The event was originally planned for the museum grounds, in part to commemorate Queen Elizabeth II’s Platinum Jubilee, but also in part to showcase the Soo Line Museum’s treasure, the Charlie Wilson Silver Collection, the largest private silver collection in the world.
Weather conditions forced the High Tea event to be moved, but the vice-regal couple still wanted to see the Charlie Wilson collection, and they took the tour with Larry Heggs, executive director of Weyburn Tourism, Weyburn-Big Muddy MLA Dustin Duncan, and High Tea host, Coun. Jeff Richards.
The couple were given an overview of the collection by museum staff member Lauren McKinney and they toured the collection and then the rest of the museum.
The tour included a stop to see the eight-legged calf that Charlie Wilson had kept at the foot of his bed and which he insisted the museum put on display with the silverware collection.

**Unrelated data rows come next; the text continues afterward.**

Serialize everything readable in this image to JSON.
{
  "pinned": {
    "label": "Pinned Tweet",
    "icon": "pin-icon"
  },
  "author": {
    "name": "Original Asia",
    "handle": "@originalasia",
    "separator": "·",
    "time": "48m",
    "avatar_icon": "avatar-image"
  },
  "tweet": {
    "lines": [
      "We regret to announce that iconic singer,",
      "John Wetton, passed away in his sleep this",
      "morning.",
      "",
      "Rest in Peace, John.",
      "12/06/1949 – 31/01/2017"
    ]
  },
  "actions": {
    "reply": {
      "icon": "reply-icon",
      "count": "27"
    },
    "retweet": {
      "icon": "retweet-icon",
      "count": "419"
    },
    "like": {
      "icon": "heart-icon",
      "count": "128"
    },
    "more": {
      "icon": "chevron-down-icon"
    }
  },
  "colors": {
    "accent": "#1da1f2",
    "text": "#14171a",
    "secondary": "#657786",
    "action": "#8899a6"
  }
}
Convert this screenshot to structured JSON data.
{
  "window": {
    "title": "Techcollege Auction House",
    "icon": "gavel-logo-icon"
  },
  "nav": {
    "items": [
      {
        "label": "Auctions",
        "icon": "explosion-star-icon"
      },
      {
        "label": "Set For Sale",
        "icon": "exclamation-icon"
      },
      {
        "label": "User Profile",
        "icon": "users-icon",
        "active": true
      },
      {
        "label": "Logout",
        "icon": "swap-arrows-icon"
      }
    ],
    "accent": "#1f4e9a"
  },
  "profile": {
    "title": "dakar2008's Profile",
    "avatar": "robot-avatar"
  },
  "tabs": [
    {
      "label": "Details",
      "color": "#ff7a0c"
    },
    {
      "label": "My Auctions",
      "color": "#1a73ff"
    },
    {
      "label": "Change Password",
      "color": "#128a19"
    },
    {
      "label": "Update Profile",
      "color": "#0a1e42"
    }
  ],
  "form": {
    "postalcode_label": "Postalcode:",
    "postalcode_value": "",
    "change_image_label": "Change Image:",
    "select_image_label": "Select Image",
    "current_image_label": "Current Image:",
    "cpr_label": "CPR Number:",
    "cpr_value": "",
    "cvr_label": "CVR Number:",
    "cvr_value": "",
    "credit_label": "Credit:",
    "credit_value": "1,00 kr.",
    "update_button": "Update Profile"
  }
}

A great-nephew of Wilson, John Shelly, also stopped by during the tour and shared some of the stories he knew about Wilson and the silverware collection.
It was noted that Wilson’s farmhouse was filled, floor to ceiling, with items he had collected at auctions and from sources around the world. One of the people who helped him with his collection was legendary auctioneer Herman Lackey, Shelly noted.
The testamentary document, which detailed what Wilson wanted as terms for his collection to be held and exhibited by the museum, was eight pages long and stated if the museum could not or would not agree to his terms, the collection had to be sold. and proceeds donated to Sick Children’s Hospital in Toronto.
During the visit to the museum, the lieutenant-governor. Mirasty marveled at the enormity and variety of the silver collection, and often commented on how amazing the collection is.
Shelly pointed out that the duplicate silver coins from Wilson’s collection were sold at a massive two-day auction, held at the Weyburn Curling Rink.
The group were also told how the will stated that all items were to be accepted and displayed – but one difficulty that arose as part of the collection of items was a vintage Mercury car owned by Wilson. After meeting with the executors of Wilson’s estate, it was decided to sell this car, and the proceeds went towards the cost of building some of Wilson’s silver collection display cases.
The Lieutenant Governor was also struck by the museum’s collection of the former Weyburn Psychiatric Hospital, including the James Eadie mural, which was saved from destruction when the huge building was demolished , and he received a copy of a history from the psychiatric hospital. as well.